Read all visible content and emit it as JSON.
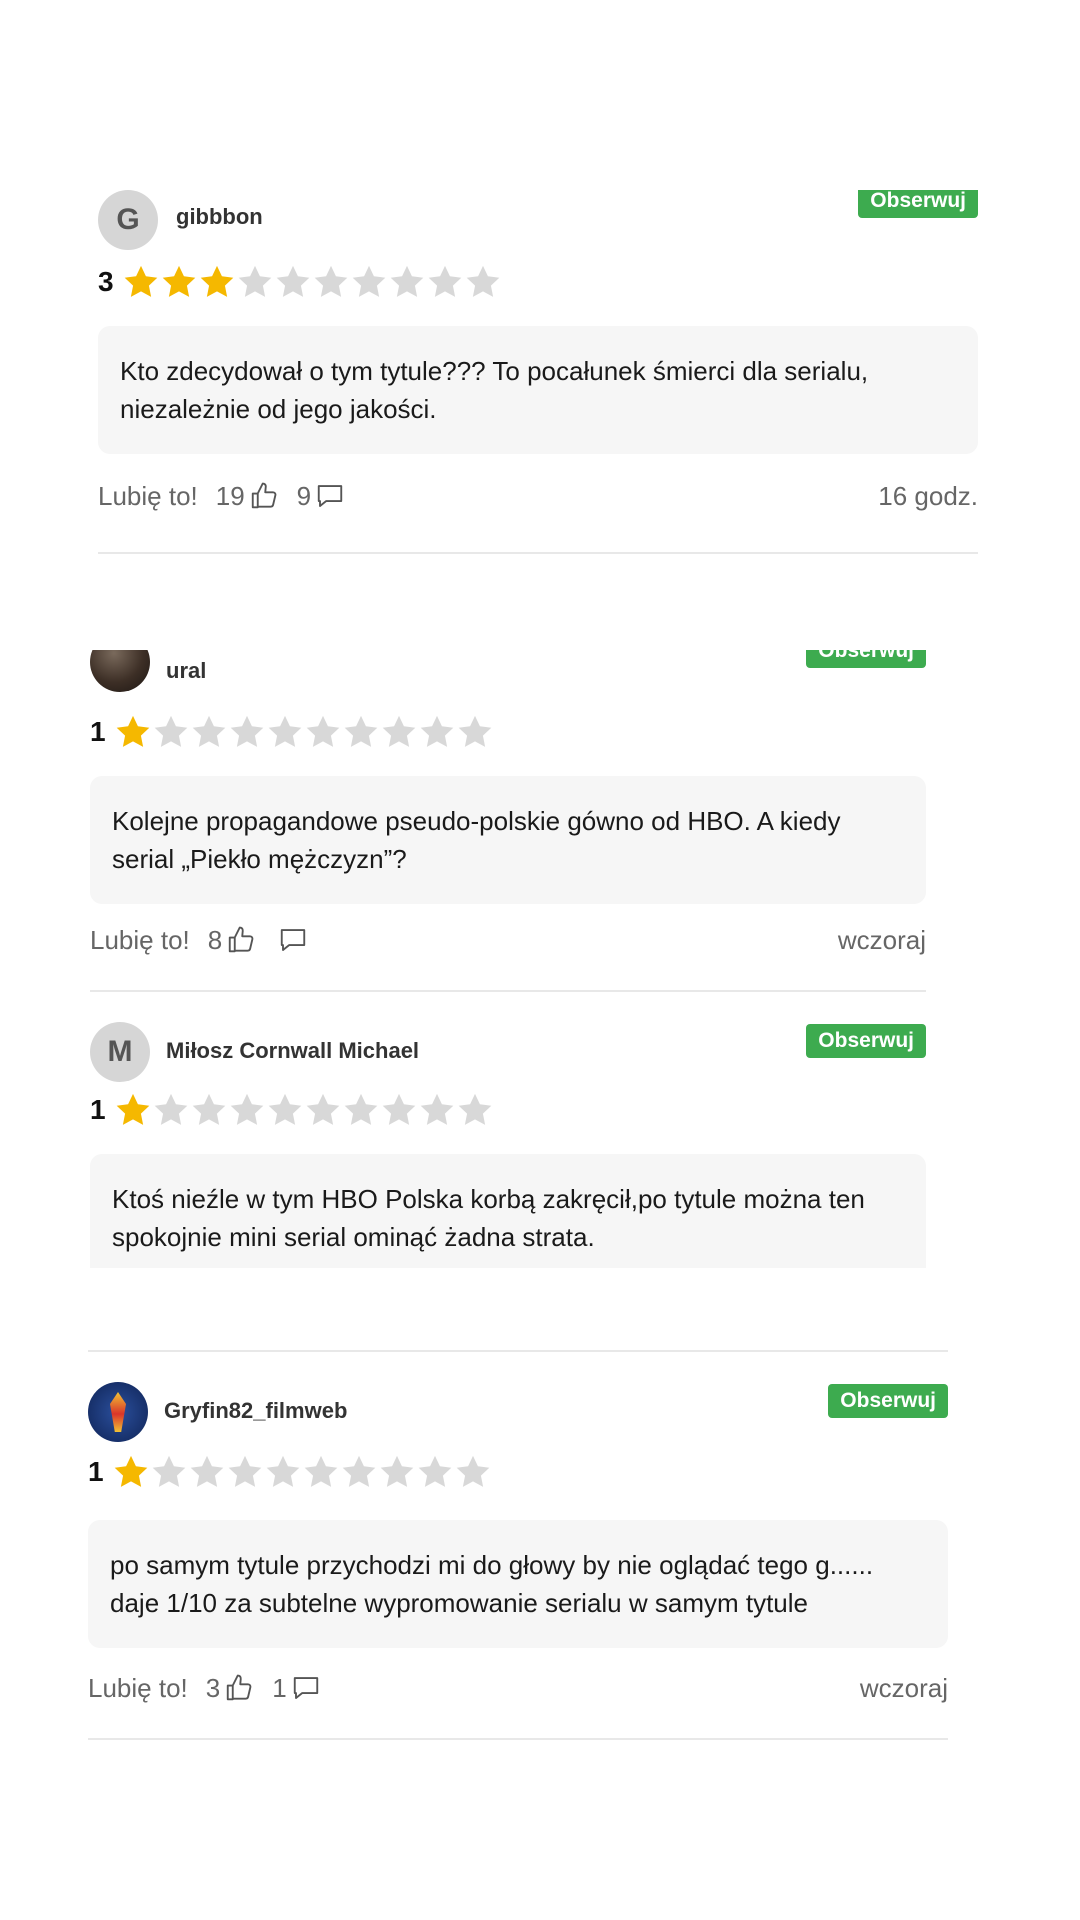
{
  "like_label": "Lubię to!",
  "follow_label": "Obserwuj",
  "star_colors": {
    "filled": "#f5b800",
    "empty": "#d8d8d8"
  },
  "reviews": [
    {
      "username": "gibbbon",
      "avatar_letter": "G",
      "rating": "3",
      "comment": "Kto zdecydował o tym tytule??? To pocałunek śmierci dla serialu, niezależnie od jego jakości.",
      "likes": "19",
      "replies": "9",
      "time": "16 godz."
    },
    {
      "username": "ural",
      "avatar_letter": "",
      "rating": "1",
      "comment": "Kolejne propagandowe pseudo-polskie gówno od HBO. A kiedy serial „Piekło mężczyzn”?",
      "likes": "8",
      "replies": "",
      "time": "wczoraj"
    },
    {
      "username": "Miłosz Cornwall Michael",
      "avatar_letter": "M",
      "rating": "1",
      "comment": "Ktoś nieźle w tym HBO Polska korbą zakręcił,po tytule można ten spokojnie mini serial ominąć żadna strata.",
      "likes": "",
      "replies": "",
      "time": ""
    },
    {
      "username": "Gryfin82_filmweb",
      "avatar_letter": "",
      "rating": "1",
      "comment": "po samym tytule przychodzi mi do głowy by nie oglądać tego g...... daje 1/10 za subtelne wypromowanie serialu w samym tytule",
      "likes": "3",
      "replies": "1",
      "time": "wczoraj"
    }
  ]
}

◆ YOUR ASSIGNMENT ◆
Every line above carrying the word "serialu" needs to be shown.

◆ ANSWER SECTION ◆
      "comment": "Kto zdecydował o tym tytule??? To pocałunek śmierci dla serialu, niezależnie od jego jakości.",
      "comment": "po samym tytule przychodzi mi do głowy by nie oglądać tego g...... daje 1/10 za subtelne wypromowanie serialu w samym tytule",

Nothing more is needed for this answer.